Data for review section start

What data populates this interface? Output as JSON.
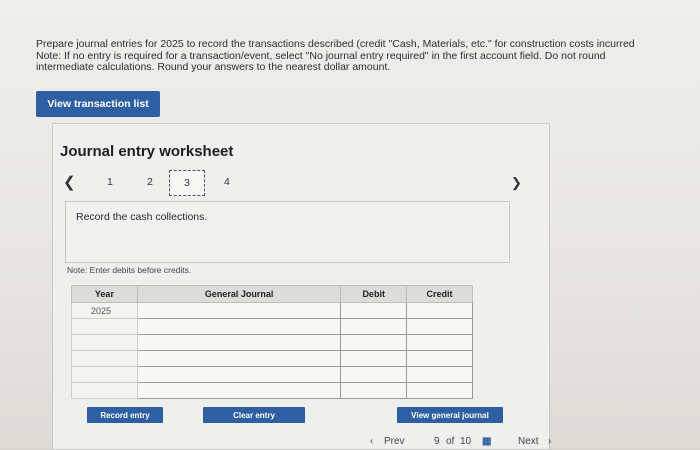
{
  "instructions": {
    "line1": "Prepare journal entries for 2025 to record the transactions described (credit \"Cash, Materials, etc.\" for construction costs incurred",
    "line2": "Note: If no entry is required for a transaction/event, select \"No journal entry required\" in the first account field. Do not round",
    "line3": "intermediate calculations. Round your answers to the nearest dollar amount."
  },
  "view_transaction_label": "View transaction list",
  "worksheet": {
    "title": "Journal entry worksheet",
    "nav": {
      "prev_icon": "chevron-left-icon",
      "next_icon": "chevron-right-icon",
      "pages": [
        "1",
        "2",
        "3",
        "4"
      ],
      "selected": "3"
    },
    "task_text": "Record the cash collections.",
    "note": "Note: Enter debits before credits.",
    "table": {
      "headers": {
        "year": "Year",
        "general_journal": "General Journal",
        "debit": "Debit",
        "credit": "Credit"
      },
      "first_year": "2025"
    },
    "buttons": {
      "record": "Record entry",
      "clear": "Clear entry",
      "view_journal": "View general journal"
    }
  },
  "footer": {
    "prev": "Prev",
    "page_current": "9",
    "page_of": "of",
    "page_total": "10",
    "next": "Next"
  },
  "colors": {
    "accent": "#2f5fa3"
  }
}
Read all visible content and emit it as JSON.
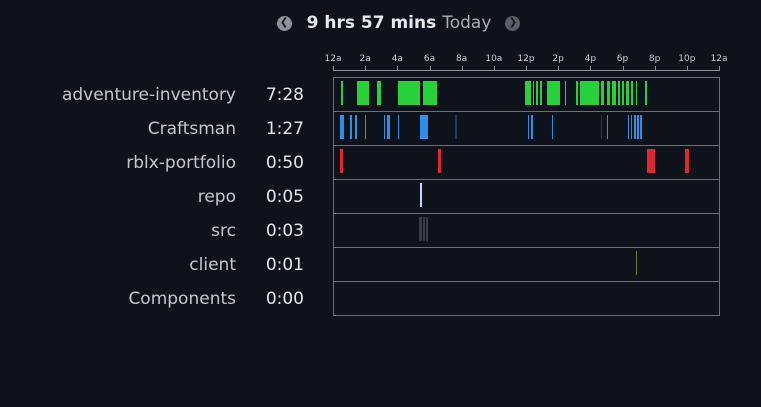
{
  "header": {
    "prev_icon": "chevron-left-icon",
    "next_icon": "chevron-right-icon",
    "duration": "9 hrs 57 mins",
    "period": "Today"
  },
  "axis": {
    "ticks": [
      "12a",
      "2a",
      "4a",
      "6a",
      "8a",
      "10a",
      "12p",
      "2p",
      "4p",
      "6p",
      "8p",
      "10p",
      "12a"
    ]
  },
  "projects": [
    {
      "name": "adventure-inventory",
      "time": "7:28",
      "color": "#27d13a",
      "segments": [
        [
          0.45,
          0.55
        ],
        [
          1.45,
          2.15
        ],
        [
          2.65,
          2.95
        ],
        [
          4.0,
          4.05
        ],
        [
          4.1,
          5.35
        ],
        [
          5.55,
          5.7
        ],
        [
          5.75,
          6.4
        ],
        [
          11.85,
          12.25
        ],
        [
          12.35,
          12.45
        ],
        [
          12.55,
          12.7
        ],
        [
          12.8,
          12.95
        ],
        [
          13.25,
          14.05
        ],
        [
          14.35,
          14.45
        ],
        [
          15.05,
          15.15
        ],
        [
          15.3,
          16.5
        ],
        [
          16.6,
          16.8
        ],
        [
          17.0,
          17.15
        ],
        [
          17.3,
          17.55
        ],
        [
          17.65,
          17.8
        ],
        [
          17.9,
          18.05
        ],
        [
          18.15,
          18.35
        ],
        [
          18.45,
          18.6
        ],
        [
          18.75,
          18.85
        ],
        [
          19.35,
          19.45
        ]
      ],
      "faint": []
    },
    {
      "name": "Craftsman",
      "time": "1:27",
      "color": "#2f8ee6",
      "segments": [
        [
          0.4,
          0.65
        ],
        [
          1.0,
          1.05
        ],
        [
          1.3,
          1.45
        ],
        [
          1.9,
          2.0
        ],
        [
          3.1,
          3.15
        ],
        [
          3.3,
          3.5
        ],
        [
          3.95,
          4.05
        ],
        [
          5.35,
          5.45
        ],
        [
          5.5,
          5.85
        ],
        [
          12.05,
          12.1
        ],
        [
          12.25,
          12.3
        ],
        [
          13.55,
          13.6
        ],
        [
          16.95,
          17.0
        ],
        [
          18.25,
          18.3
        ],
        [
          18.45,
          18.55
        ],
        [
          18.65,
          18.75
        ],
        [
          18.85,
          18.95
        ],
        [
          19.05,
          19.15
        ]
      ],
      "faint": [
        [
          7.55,
          7.6
        ],
        [
          16.6,
          16.65
        ]
      ]
    },
    {
      "name": "rblx-portfolio",
      "time": "0:50",
      "color": "#e0262f",
      "segments": [
        [
          0.4,
          0.55
        ],
        [
          6.45,
          6.65
        ],
        [
          19.45,
          19.95
        ],
        [
          21.85,
          22.1
        ]
      ],
      "faint": []
    },
    {
      "name": "repo",
      "time": "0:05",
      "color": "#c8d6ff",
      "segments": [
        [
          5.35,
          5.45
        ]
      ],
      "faint": []
    },
    {
      "name": "src",
      "time": "0:03",
      "color": "#3a3d45",
      "segments": [
        [
          5.3,
          5.45
        ],
        [
          5.55,
          5.65
        ],
        [
          5.75,
          5.85
        ]
      ],
      "faint": []
    },
    {
      "name": "client",
      "time": "0:01",
      "color": "#6b7a2a",
      "segments": [
        [
          18.75,
          18.85
        ]
      ],
      "faint": []
    },
    {
      "name": "Components",
      "time": "0:00",
      "color": "#5f6470",
      "segments": [],
      "faint": []
    }
  ]
}
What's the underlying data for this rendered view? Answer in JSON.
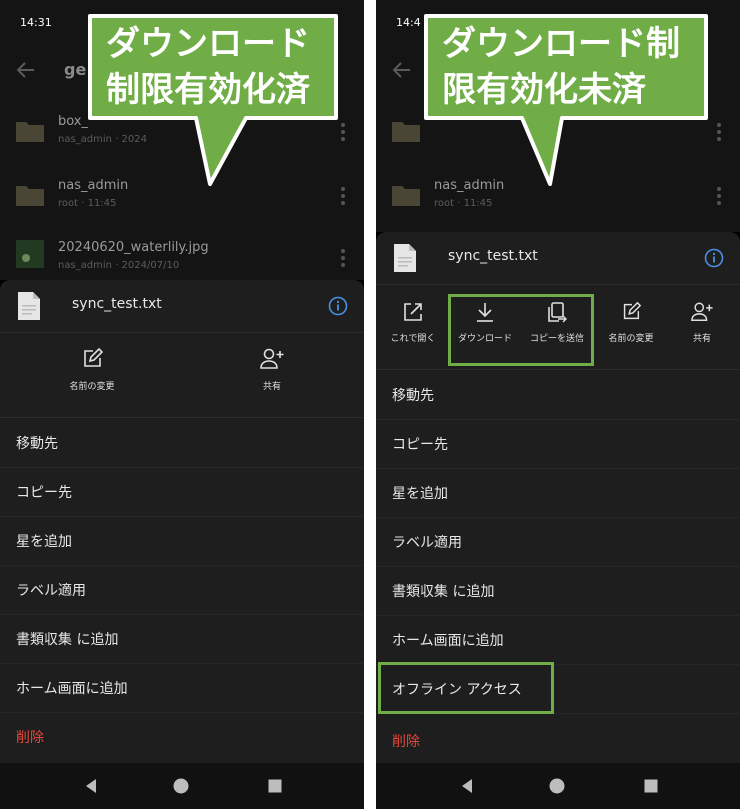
{
  "left": {
    "status_time": "14:31",
    "appbar_title": "ge",
    "files": [
      {
        "name": "box_",
        "meta": "nas_admin · 2024"
      },
      {
        "name": "nas_admin",
        "meta": "root · 11:45"
      },
      {
        "name": "20240620_waterlily.jpg",
        "meta": "nas_admin · 2024/07/10"
      }
    ],
    "sheet": {
      "file_name": "sync_test.txt",
      "actions": [
        {
          "label": "名前の変更",
          "icon": "rename-icon"
        },
        {
          "label": "共有",
          "icon": "share-person-icon"
        }
      ],
      "menu": [
        "移動先",
        "コピー先",
        "星を追加",
        "ラベル適用",
        "書類収集 に追加",
        "ホーム画面に追加"
      ],
      "delete_label": "削除"
    },
    "callout_lines": [
      "ダウンロード",
      "制限有効化済"
    ]
  },
  "right": {
    "status_time": "14:4",
    "files": [
      {
        "name": "",
        "meta": ""
      },
      {
        "name": "nas_admin",
        "meta": "root · 11:45"
      }
    ],
    "sheet": {
      "file_name": "sync_test.txt",
      "actions": [
        {
          "label": "これで開く",
          "icon": "open-external-icon"
        },
        {
          "label": "ダウンロード",
          "icon": "download-icon"
        },
        {
          "label": "コピーを送信",
          "icon": "copy-send-icon"
        },
        {
          "label": "名前の変更",
          "icon": "rename-icon"
        },
        {
          "label": "共有",
          "icon": "share-person-icon"
        }
      ],
      "menu": [
        "移動先",
        "コピー先",
        "星を追加",
        "ラベル適用",
        "書類収集 に追加",
        "ホーム画面に追加",
        "オフライン アクセス"
      ],
      "delete_label": "削除"
    },
    "callout_lines": [
      "ダウンロード制",
      "限有効化未済"
    ]
  },
  "colors": {
    "callout_fill": "#70ad47",
    "highlight": "#70ad47",
    "info_blue": "#4a90e2",
    "delete_red": "#e5473b",
    "sheet_bg": "#1e1e1e"
  }
}
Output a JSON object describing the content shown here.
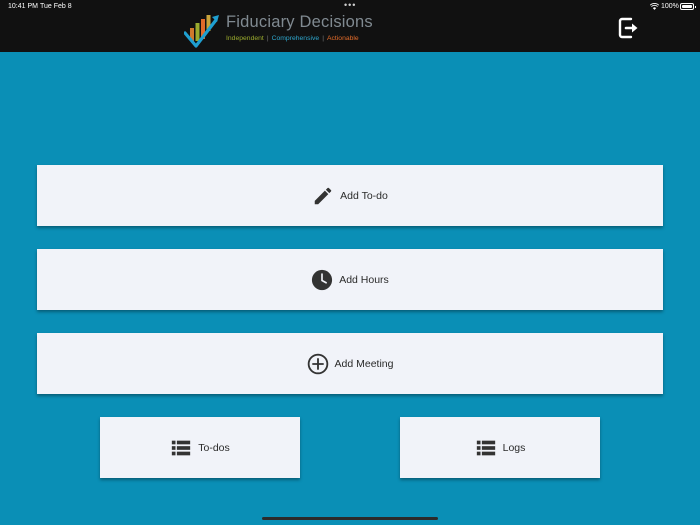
{
  "status_bar": {
    "time": "10:41 PM",
    "date": "Tue Feb 8",
    "dots": "•••",
    "battery": "100%"
  },
  "header": {
    "brand_name": "Fiduciary Decisions",
    "tagline": [
      "Independent",
      "Comprehensive",
      "Actionable"
    ],
    "logout_icon": "logout-icon"
  },
  "actions": {
    "add_todo": {
      "label": "Add To-do",
      "icon": "pencil-icon"
    },
    "add_hours": {
      "label": "Add Hours",
      "icon": "clock-icon"
    },
    "add_meeting": {
      "label": "Add Meeting",
      "icon": "plus-circle-icon"
    },
    "todos": {
      "label": "To-dos",
      "icon": "list-icon"
    },
    "logs": {
      "label": "Logs",
      "icon": "list-icon"
    }
  },
  "colors": {
    "background": "#0a8fb6",
    "topbar": "#111111",
    "button": "#f1f3f9",
    "tagline_independent": "#9aab2e",
    "tagline_comprehensive": "#2ea6cc",
    "tagline_actionable": "#e26b2a"
  }
}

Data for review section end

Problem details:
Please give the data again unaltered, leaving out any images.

Exercise answer:
What data populates this interface? Output as JSON.
{
  "instructions": {
    "line1": "Prepare journal entries for 2025 to record the transactions described (credit \"Cash, Materials, etc.\" for construction costs incurred",
    "line2": "Note: If no entry is required for a transaction/event, select \"No journal entry required\" in the first account field. Do not round",
    "line3": "intermediate calculations. Round your answers to the nearest dollar amount."
  },
  "view_transaction_label": "View transaction list",
  "worksheet": {
    "title": "Journal entry worksheet",
    "nav": {
      "prev_icon": "chevron-left-icon",
      "next_icon": "chevron-right-icon",
      "pages": [
        "1",
        "2",
        "3",
        "4"
      ],
      "selected": "3"
    },
    "task_text": "Record the cash collections.",
    "note": "Note: Enter debits before credits.",
    "table": {
      "headers": {
        "year": "Year",
        "general_journal": "General Journal",
        "debit": "Debit",
        "credit": "Credit"
      },
      "first_year": "2025"
    },
    "buttons": {
      "record": "Record entry",
      "clear": "Clear entry",
      "view_journal": "View general journal"
    }
  },
  "footer": {
    "prev": "Prev",
    "page_current": "9",
    "page_of": "of",
    "page_total": "10",
    "next": "Next"
  },
  "colors": {
    "accent": "#2f5fa3"
  }
}
Read all visible content and emit it as JSON.
{
  "header": {
    "prev_icon": "chevron-left-icon",
    "next_icon": "chevron-right-icon",
    "duration": "9 hrs 57 mins",
    "period": "Today"
  },
  "axis": {
    "ticks": [
      "12a",
      "2a",
      "4a",
      "6a",
      "8a",
      "10a",
      "12p",
      "2p",
      "4p",
      "6p",
      "8p",
      "10p",
      "12a"
    ]
  },
  "projects": [
    {
      "name": "adventure-inventory",
      "time": "7:28",
      "color": "#27d13a",
      "segments": [
        [
          0.45,
          0.55
        ],
        [
          1.45,
          2.15
        ],
        [
          2.65,
          2.95
        ],
        [
          4.0,
          4.05
        ],
        [
          4.1,
          5.35
        ],
        [
          5.55,
          5.7
        ],
        [
          5.75,
          6.4
        ],
        [
          11.85,
          12.25
        ],
        [
          12.35,
          12.45
        ],
        [
          12.55,
          12.7
        ],
        [
          12.8,
          12.95
        ],
        [
          13.25,
          14.05
        ],
        [
          14.35,
          14.45
        ],
        [
          15.05,
          15.15
        ],
        [
          15.3,
          16.5
        ],
        [
          16.6,
          16.8
        ],
        [
          17.0,
          17.15
        ],
        [
          17.3,
          17.55
        ],
        [
          17.65,
          17.8
        ],
        [
          17.9,
          18.05
        ],
        [
          18.15,
          18.35
        ],
        [
          18.45,
          18.6
        ],
        [
          18.75,
          18.85
        ],
        [
          19.35,
          19.45
        ]
      ],
      "faint": []
    },
    {
      "name": "Craftsman",
      "time": "1:27",
      "color": "#2f8ee6",
      "segments": [
        [
          0.4,
          0.65
        ],
        [
          1.0,
          1.05
        ],
        [
          1.3,
          1.45
        ],
        [
          1.9,
          2.0
        ],
        [
          3.1,
          3.15
        ],
        [
          3.3,
          3.5
        ],
        [
          3.95,
          4.05
        ],
        [
          5.35,
          5.45
        ],
        [
          5.5,
          5.85
        ],
        [
          12.05,
          12.1
        ],
        [
          12.25,
          12.3
        ],
        [
          13.55,
          13.6
        ],
        [
          16.95,
          17.0
        ],
        [
          18.25,
          18.3
        ],
        [
          18.45,
          18.55
        ],
        [
          18.65,
          18.75
        ],
        [
          18.85,
          18.95
        ],
        [
          19.05,
          19.15
        ]
      ],
      "faint": [
        [
          7.55,
          7.6
        ],
        [
          16.6,
          16.65
        ]
      ]
    },
    {
      "name": "rblx-portfolio",
      "time": "0:50",
      "color": "#e0262f",
      "segments": [
        [
          0.4,
          0.55
        ],
        [
          6.45,
          6.65
        ],
        [
          19.45,
          19.95
        ],
        [
          21.85,
          22.1
        ]
      ],
      "faint": []
    },
    {
      "name": "repo",
      "time": "0:05",
      "color": "#c8d6ff",
      "segments": [
        [
          5.35,
          5.45
        ]
      ],
      "faint": []
    },
    {
      "name": "src",
      "time": "0:03",
      "color": "#3a3d45",
      "segments": [
        [
          5.3,
          5.45
        ],
        [
          5.55,
          5.65
        ],
        [
          5.75,
          5.85
        ]
      ],
      "faint": []
    },
    {
      "name": "client",
      "time": "0:01",
      "color": "#6b7a2a",
      "segments": [
        [
          18.75,
          18.85
        ]
      ],
      "faint": []
    },
    {
      "name": "Components",
      "time": "0:00",
      "color": "#5f6470",
      "segments": [],
      "faint": []
    }
  ]
}
What's the underlying data for this rendered view? Answer in JSON.
{
  "left": {
    "status_time": "14:31",
    "appbar_title": "ge",
    "files": [
      {
        "name": "box_",
        "meta": "nas_admin · 2024"
      },
      {
        "name": "nas_admin",
        "meta": "root · 11:45"
      },
      {
        "name": "20240620_waterlily.jpg",
        "meta": "nas_admin · 2024/07/10"
      }
    ],
    "sheet": {
      "file_name": "sync_test.txt",
      "actions": [
        {
          "label": "名前の変更",
          "icon": "rename-icon"
        },
        {
          "label": "共有",
          "icon": "share-person-icon"
        }
      ],
      "menu": [
        "移動先",
        "コピー先",
        "星を追加",
        "ラベル適用",
        "書類収集 に追加",
        "ホーム画面に追加"
      ],
      "delete_label": "削除"
    },
    "callout_lines": [
      "ダウンロード",
      "制限有効化済"
    ]
  },
  "right": {
    "status_time": "14:4",
    "files": [
      {
        "name": "",
        "meta": ""
      },
      {
        "name": "nas_admin",
        "meta": "root · 11:45"
      }
    ],
    "sheet": {
      "file_name": "sync_test.txt",
      "actions": [
        {
          "label": "これで開く",
          "icon": "open-external-icon"
        },
        {
          "label": "ダウンロード",
          "icon": "download-icon"
        },
        {
          "label": "コピーを送信",
          "icon": "copy-send-icon"
        },
        {
          "label": "名前の変更",
          "icon": "rename-icon"
        },
        {
          "label": "共有",
          "icon": "share-person-icon"
        }
      ],
      "menu": [
        "移動先",
        "コピー先",
        "星を追加",
        "ラベル適用",
        "書類収集 に追加",
        "ホーム画面に追加",
        "オフライン アクセス"
      ],
      "delete_label": "削除"
    },
    "callout_lines": [
      "ダウンロード制",
      "限有効化未済"
    ]
  },
  "colors": {
    "callout_fill": "#70ad47",
    "highlight": "#70ad47",
    "info_blue": "#4a90e2",
    "delete_red": "#e5473b",
    "sheet_bg": "#1e1e1e"
  }
}
Output a JSON object describing the content shown here.
{
  "status_bar": {
    "time": "10:41 PM",
    "date": "Tue Feb 8",
    "dots": "•••",
    "battery": "100%"
  },
  "header": {
    "brand_name": "Fiduciary Decisions",
    "tagline": [
      "Independent",
      "Comprehensive",
      "Actionable"
    ],
    "logout_icon": "logout-icon"
  },
  "actions": {
    "add_todo": {
      "label": "Add To-do",
      "icon": "pencil-icon"
    },
    "add_hours": {
      "label": "Add Hours",
      "icon": "clock-icon"
    },
    "add_meeting": {
      "label": "Add Meeting",
      "icon": "plus-circle-icon"
    },
    "todos": {
      "label": "To-dos",
      "icon": "list-icon"
    },
    "logs": {
      "label": "Logs",
      "icon": "list-icon"
    }
  },
  "colors": {
    "background": "#0a8fb6",
    "topbar": "#111111",
    "button": "#f1f3f9",
    "tagline_independent": "#9aab2e",
    "tagline_comprehensive": "#2ea6cc",
    "tagline_actionable": "#e26b2a"
  }
}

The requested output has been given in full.